**Supplied records:**
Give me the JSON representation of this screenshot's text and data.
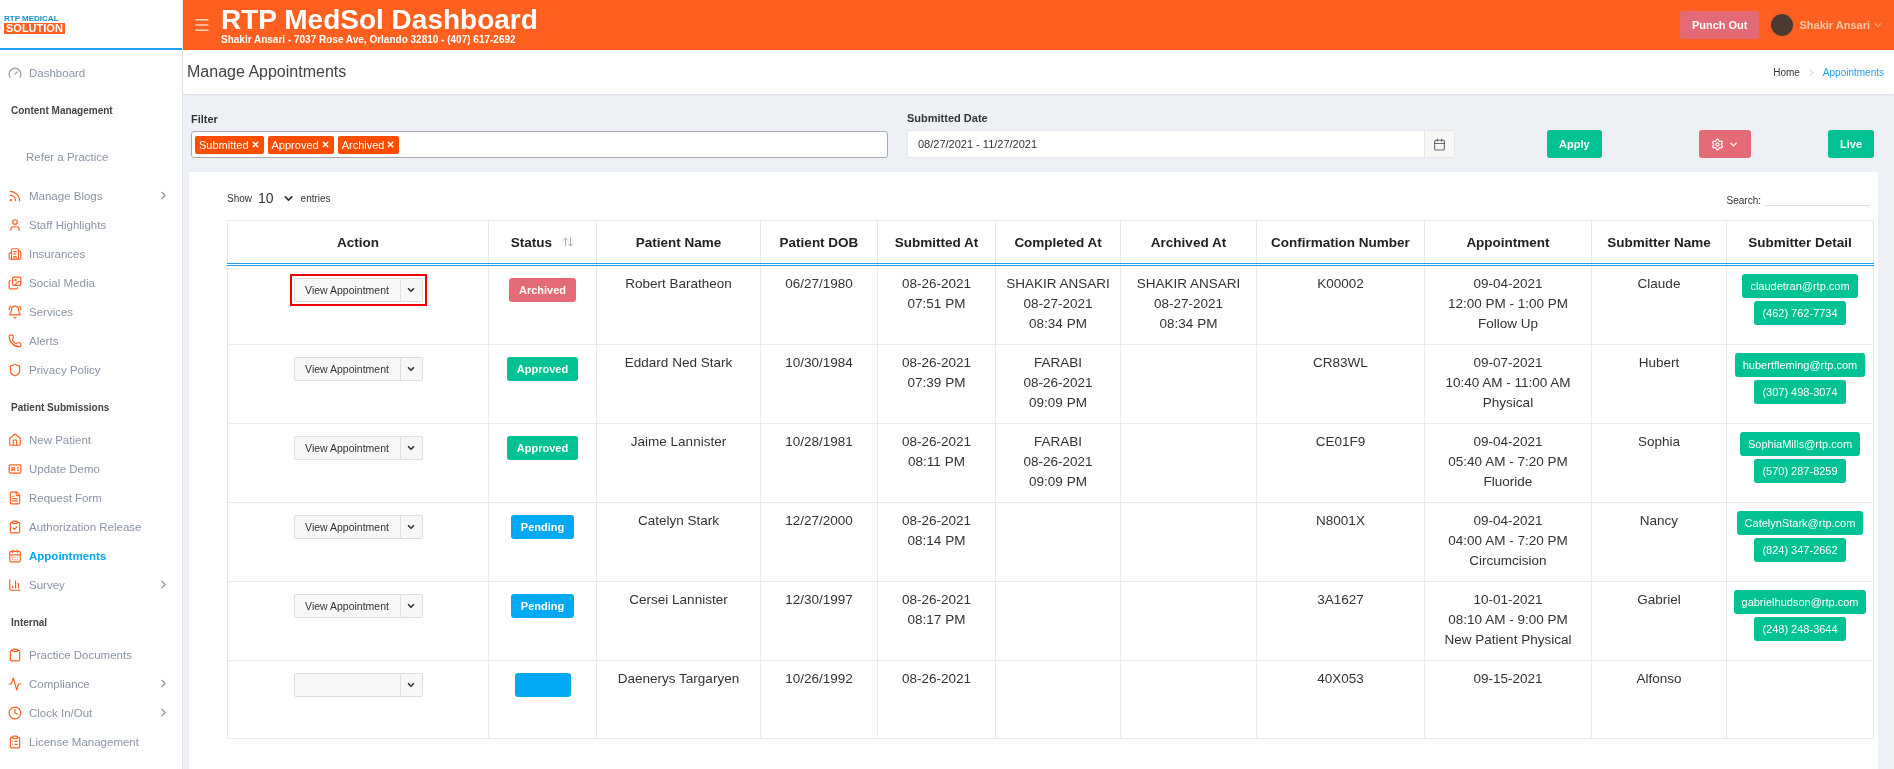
{
  "logo": {
    "line_1": "RTP MEDICAL",
    "line_2": "SOLUTION"
  },
  "header": {
    "title": "RTP MedSol Dashboard",
    "subtitle": "Shakir Ansari - 7037 Rose Ave, Orlando 32810 - (407) 617-2692",
    "punch_out": "Punch Out",
    "user_name": "Shakir Ansari"
  },
  "sidebar": {
    "sections": [
      {
        "items": [
          {
            "label": "Dashboard",
            "selected": false,
            "expandable": false
          }
        ]
      },
      {
        "title": "Content Management",
        "items": [
          {
            "label": "Refer a Practice",
            "selected": false,
            "expandable": false
          },
          {
            "label": "Manage Blogs",
            "selected": false,
            "expandable": true
          },
          {
            "label": "Staff Highlights",
            "selected": false,
            "expandable": false
          },
          {
            "label": "Insurances",
            "selected": false,
            "expandable": false
          },
          {
            "label": "Social Media",
            "selected": false,
            "expandable": false
          },
          {
            "label": "Services",
            "selected": false,
            "expandable": false
          },
          {
            "label": "Alerts",
            "selected": false,
            "expandable": false
          },
          {
            "label": "Privacy Policy",
            "selected": false,
            "expandable": false
          }
        ]
      },
      {
        "title": "Patient Submissions",
        "items": [
          {
            "label": "New Patient",
            "selected": false,
            "expandable": false
          },
          {
            "label": "Update Demo",
            "selected": false,
            "expandable": false
          },
          {
            "label": "Request Form",
            "selected": false,
            "expandable": false
          },
          {
            "label": "Authorization Release",
            "selected": false,
            "expandable": false
          },
          {
            "label": "Appointments",
            "selected": true,
            "expandable": false
          },
          {
            "label": "Survey",
            "selected": false,
            "expandable": true
          }
        ]
      },
      {
        "title": "Internal",
        "items": [
          {
            "label": "Practice Documents",
            "selected": false,
            "expandable": false
          },
          {
            "label": "Compliance",
            "selected": false,
            "expandable": true
          },
          {
            "label": "Clock In/Out",
            "selected": false,
            "expandable": true
          },
          {
            "label": "License Management",
            "selected": false,
            "expandable": false
          }
        ]
      }
    ]
  },
  "page_title": "Manage Appointments",
  "breadcrumb": [
    {
      "label": "Home",
      "selected": false
    },
    {
      "label": "Appointments",
      "selected": true
    }
  ],
  "filter": {
    "label": "Filter",
    "tags": [
      "Submitted",
      "Approved",
      "Archived"
    ]
  },
  "submitted_date": {
    "label": "Submitted Date",
    "value": "08/27/2021 - 11/27/2021"
  },
  "buttons": {
    "apply": "Apply",
    "live": "Live"
  },
  "table_controls": {
    "show": "Show",
    "page_size": "10",
    "entries": "entries",
    "search_label": "Search:"
  },
  "table": {
    "columns": [
      "Action",
      "Status",
      "Patient Name",
      "Patient DOB",
      "Submitted At",
      "Completed At",
      "Archived At",
      "Confirmation Number",
      "Appointment",
      "Submitter Name",
      "Submitter Detail"
    ],
    "rows": [
      {
        "action": "View Appointment",
        "highlighted": true,
        "status": {
          "label": "Archived",
          "kind": "archived"
        },
        "patient_name": "Robert Baratheon",
        "patient_dob": "06/27/1980",
        "submitted_at": [
          "08-26-2021",
          "07:51 PM"
        ],
        "completed_at": [
          "SHAKIR ANSARI",
          "08-27-2021",
          "08:34 PM"
        ],
        "archived_at": [
          "SHAKIR ANSARI",
          "08-27-2021",
          "08:34 PM"
        ],
        "confirmation": "K00002",
        "appointment": [
          "09-04-2021",
          "12:00 PM - 1:00 PM",
          "Follow Up"
        ],
        "submitter_name": "Claude",
        "submitter_detail": [
          "claudetran@rtp.com",
          "(462) 762-7734"
        ]
      },
      {
        "action": "View Appointment",
        "highlighted": false,
        "status": {
          "label": "Approved",
          "kind": "approved"
        },
        "patient_name": "Eddard Ned Stark",
        "patient_dob": "10/30/1984",
        "submitted_at": [
          "08-26-2021",
          "07:39 PM"
        ],
        "completed_at": [
          "FARABI",
          "08-26-2021",
          "09:09 PM"
        ],
        "archived_at": [],
        "confirmation": "CR83WL",
        "appointment": [
          "09-07-2021",
          "10:40 AM - 11:00 AM",
          "Physical"
        ],
        "submitter_name": "Hubert",
        "submitter_detail": [
          "hubertfleming@rtp.com",
          "(307) 498-3074"
        ]
      },
      {
        "action": "View Appointment",
        "highlighted": false,
        "status": {
          "label": "Approved",
          "kind": "approved"
        },
        "patient_name": "Jaime Lannister",
        "patient_dob": "10/28/1981",
        "submitted_at": [
          "08-26-2021",
          "08:11 PM"
        ],
        "completed_at": [
          "FARABI",
          "08-26-2021",
          "09:09 PM"
        ],
        "archived_at": [],
        "confirmation": "CE01F9",
        "appointment": [
          "09-04-2021",
          "05:40 AM - 7:20 PM",
          "Fluoride"
        ],
        "submitter_name": "Sophia",
        "submitter_detail": [
          "SophiaMills@rtp.com",
          "(570) 287-8259"
        ]
      },
      {
        "action": "View Appointment",
        "highlighted": false,
        "status": {
          "label": "Pending",
          "kind": "pending"
        },
        "patient_name": "Catelyn Stark",
        "patient_dob": "12/27/2000",
        "submitted_at": [
          "08-26-2021",
          "08:14 PM"
        ],
        "completed_at": [],
        "archived_at": [],
        "confirmation": "N8001X",
        "appointment": [
          "09-04-2021",
          "04:00 AM - 7:20 PM",
          "Circumcision"
        ],
        "submitter_name": "Nancy",
        "submitter_detail": [
          "CatelynStark@rtp.com",
          "(824) 347-2662"
        ]
      },
      {
        "action": "View Appointment",
        "highlighted": false,
        "status": {
          "label": "Pending",
          "kind": "pending"
        },
        "patient_name": "Cersei Lannister",
        "patient_dob": "12/30/1997",
        "submitted_at": [
          "08-26-2021",
          "08:17 PM"
        ],
        "completed_at": [],
        "archived_at": [],
        "confirmation": "3A1627",
        "appointment": [
          "10-01-2021",
          "08:10 AM - 9:00 PM",
          "New Patient Physical"
        ],
        "submitter_name": "Gabriel",
        "submitter_detail": [
          "gabrielhudson@rtp.com",
          "(248) 248-3644"
        ]
      },
      {
        "highlighted": false,
        "status": {
          "kind": "pending"
        },
        "patient_name": "Daenerys Targaryen",
        "patient_dob": "10/26/1992",
        "submitted_at": [
          "08-26-2021"
        ],
        "completed_at": [],
        "archived_at": [],
        "confirmation": "40X053",
        "appointment": [
          "09-15-2021"
        ],
        "submitter_name": "Alfonso",
        "submitter_detail": []
      }
    ]
  }
}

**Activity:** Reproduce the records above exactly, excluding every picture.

**Answer space:**
Give me the JSON representation of this screenshot's text and data.
{
  "logo": {
    "line_1": "RTP MEDICAL",
    "line_2": "SOLUTION"
  },
  "header": {
    "title": "RTP MedSol Dashboard",
    "subtitle": "Shakir Ansari - 7037 Rose Ave, Orlando 32810 - (407) 617-2692",
    "punch_out": "Punch Out",
    "user_name": "Shakir Ansari"
  },
  "sidebar": {
    "sections": [
      {
        "items": [
          {
            "label": "Dashboard",
            "selected": false,
            "expandable": false
          }
        ]
      },
      {
        "title": "Content Management",
        "items": [
          {
            "label": "Refer a Practice",
            "selected": false,
            "expandable": false
          },
          {
            "label": "Manage Blogs",
            "selected": false,
            "expandable": true
          },
          {
            "label": "Staff Highlights",
            "selected": false,
            "expandable": false
          },
          {
            "label": "Insurances",
            "selected": false,
            "expandable": false
          },
          {
            "label": "Social Media",
            "selected": false,
            "expandable": false
          },
          {
            "label": "Services",
            "selected": false,
            "expandable": false
          },
          {
            "label": "Alerts",
            "selected": false,
            "expandable": false
          },
          {
            "label": "Privacy Policy",
            "selected": false,
            "expandable": false
          }
        ]
      },
      {
        "title": "Patient Submissions",
        "items": [
          {
            "label": "New Patient",
            "selected": false,
            "expandable": false
          },
          {
            "label": "Update Demo",
            "selected": false,
            "expandable": false
          },
          {
            "label": "Request Form",
            "selected": false,
            "expandable": false
          },
          {
            "label": "Authorization Release",
            "selected": false,
            "expandable": false
          },
          {
            "label": "Appointments",
            "selected": true,
            "expandable": false
          },
          {
            "label": "Survey",
            "selected": false,
            "expandable": true
          }
        ]
      },
      {
        "title": "Internal",
        "items": [
          {
            "label": "Practice Documents",
            "selected": false,
            "expandable": false
          },
          {
            "label": "Compliance",
            "selected": false,
            "expandable": true
          },
          {
            "label": "Clock In/Out",
            "selected": false,
            "expandable": true
          },
          {
            "label": "License Management",
            "selected": false,
            "expandable": false
          }
        ]
      }
    ]
  },
  "page_title": "Manage Appointments",
  "breadcrumb": [
    {
      "label": "Home",
      "selected": false
    },
    {
      "label": "Appointments",
      "selected": true
    }
  ],
  "filter": {
    "label": "Filter",
    "tags": [
      "Submitted",
      "Approved",
      "Archived"
    ]
  },
  "submitted_date": {
    "label": "Submitted Date",
    "value": "08/27/2021 - 11/27/2021"
  },
  "buttons": {
    "apply": "Apply",
    "live": "Live"
  },
  "table_controls": {
    "show": "Show",
    "page_size": "10",
    "entries": "entries",
    "search_label": "Search:"
  },
  "table": {
    "columns": [
      "Action",
      "Status",
      "Patient Name",
      "Patient DOB",
      "Submitted At",
      "Completed At",
      "Archived At",
      "Confirmation Number",
      "Appointment",
      "Submitter Name",
      "Submitter Detail"
    ],
    "rows": [
      {
        "action": "View Appointment",
        "highlighted": true,
        "status": {
          "label": "Archived",
          "kind": "archived"
        },
        "patient_name": "Robert Baratheon",
        "patient_dob": "06/27/1980",
        "submitted_at": [
          "08-26-2021",
          "07:51 PM"
        ],
        "completed_at": [
          "SHAKIR ANSARI",
          "08-27-2021",
          "08:34 PM"
        ],
        "archived_at": [
          "SHAKIR ANSARI",
          "08-27-2021",
          "08:34 PM"
        ],
        "confirmation": "K00002",
        "appointment": [
          "09-04-2021",
          "12:00 PM - 1:00 PM",
          "Follow Up"
        ],
        "submitter_name": "Claude",
        "submitter_detail": [
          "claudetran@rtp.com",
          "(462) 762-7734"
        ]
      },
      {
        "action": "View Appointment",
        "highlighted": false,
        "status": {
          "label": "Approved",
          "kind": "approved"
        },
        "patient_name": "Eddard Ned Stark",
        "patient_dob": "10/30/1984",
        "submitted_at": [
          "08-26-2021",
          "07:39 PM"
        ],
        "completed_at": [
          "FARABI",
          "08-26-2021",
          "09:09 PM"
        ],
        "archived_at": [],
        "confirmation": "CR83WL",
        "appointment": [
          "09-07-2021",
          "10:40 AM - 11:00 AM",
          "Physical"
        ],
        "submitter_name": "Hubert",
        "submitter_detail": [
          "hubertfleming@rtp.com",
          "(307) 498-3074"
        ]
      },
      {
        "action": "View Appointment",
        "highlighted": false,
        "status": {
          "label": "Approved",
          "kind": "approved"
        },
        "patient_name": "Jaime Lannister",
        "patient_dob": "10/28/1981",
        "submitted_at": [
          "08-26-2021",
          "08:11 PM"
        ],
        "completed_at": [
          "FARABI",
          "08-26-2021",
          "09:09 PM"
        ],
        "archived_at": [],
        "confirmation": "CE01F9",
        "appointment": [
          "09-04-2021",
          "05:40 AM - 7:20 PM",
          "Fluoride"
        ],
        "submitter_name": "Sophia",
        "submitter_detail": [
          "SophiaMills@rtp.com",
          "(570) 287-8259"
        ]
      },
      {
        "action": "View Appointment",
        "highlighted": false,
        "status": {
          "label": "Pending",
          "kind": "pending"
        },
        "patient_name": "Catelyn Stark",
        "patient_dob": "12/27/2000",
        "submitted_at": [
          "08-26-2021",
          "08:14 PM"
        ],
        "completed_at": [],
        "archived_at": [],
        "confirmation": "N8001X",
        "appointment": [
          "09-04-2021",
          "04:00 AM - 7:20 PM",
          "Circumcision"
        ],
        "submitter_name": "Nancy",
        "submitter_detail": [
          "CatelynStark@rtp.com",
          "(824) 347-2662"
        ]
      },
      {
        "action": "View Appointment",
        "highlighted": false,
        "status": {
          "label": "Pending",
          "kind": "pending"
        },
        "patient_name": "Cersei Lannister",
        "patient_dob": "12/30/1997",
        "submitted_at": [
          "08-26-2021",
          "08:17 PM"
        ],
        "completed_at": [],
        "archived_at": [],
        "confirmation": "3A1627",
        "appointment": [
          "10-01-2021",
          "08:10 AM - 9:00 PM",
          "New Patient Physical"
        ],
        "submitter_name": "Gabriel",
        "submitter_detail": [
          "gabrielhudson@rtp.com",
          "(248) 248-3644"
        ]
      },
      {
        "highlighted": false,
        "status": {
          "kind": "pending"
        },
        "patient_name": "Daenerys Targaryen",
        "patient_dob": "10/26/1992",
        "submitted_at": [
          "08-26-2021"
        ],
        "completed_at": [],
        "archived_at": [],
        "confirmation": "40X053",
        "appointment": [
          "09-15-2021"
        ],
        "submitter_name": "Alfonso",
        "submitter_detail": []
      }
    ]
  }
}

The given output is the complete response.